- Combine kernel and initramfs into single binary
- Optionally sign the binary, in case we want Secure Boot to be enabled
- Add entry to embedded UEFI boot manager
In the meantime, I am going to show few ways to debug the system, in case of any problems. Continue reading “Busybox-based Linux distro from scratch”
Having a tailored cross compiler is a problem I encountered couple of times in the past. Of course there are solutions to that problem like great crosstool-ng or more complex buildroot. In most cases crosstool-ng (ct-ng) can solve them. But whatever the tool we use, it has always its own drawbacks. For ct-ng these are small number of supported versions of toolchain components and huge dependence of environment, where it is started. The latter is even more problematic, because of the way continuing interrupted build work in ct-ng. Obviously if you want to build in example one compiler for ARM and one for MIPS, both consisting of latest tools, then it is not a problem.
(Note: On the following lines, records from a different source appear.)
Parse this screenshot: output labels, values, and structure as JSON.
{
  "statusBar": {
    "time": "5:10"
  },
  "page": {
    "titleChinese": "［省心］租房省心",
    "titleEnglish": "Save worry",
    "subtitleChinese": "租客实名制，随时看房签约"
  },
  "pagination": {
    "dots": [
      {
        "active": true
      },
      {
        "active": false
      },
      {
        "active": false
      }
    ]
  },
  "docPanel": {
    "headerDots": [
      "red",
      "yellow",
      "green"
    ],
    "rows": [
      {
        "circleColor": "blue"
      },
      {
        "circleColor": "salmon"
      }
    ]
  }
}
But I have another use case for compiling toolchains. I do some reverse engineering from time to time. Nowadays many products have Linux under the hood and often there is no chance to get any SDK for them. But having ability to build something for the device can help a lot, either to run it there, or link with found tools and run in emulator. But I could also imagine that outside the reverse engineering field there might be a need to get toolchain in exact configuration, which is sadly not available via ct-ng or buildroot. Anyway, in any case where ct-ng or buildroot are not applicable, there is third way – docker. And this is the way I chose. This is how CC Factory appeared. It is docker container that builds gcc cross compiler on first startup and lands you in an container that have working compiler for the platform of your choice. And it does not require big effort to port it for the next architecture, or different tool version, unless the changes between the versions were really significant. Continue reading “Meet CC Factory – a factory for cross compilers”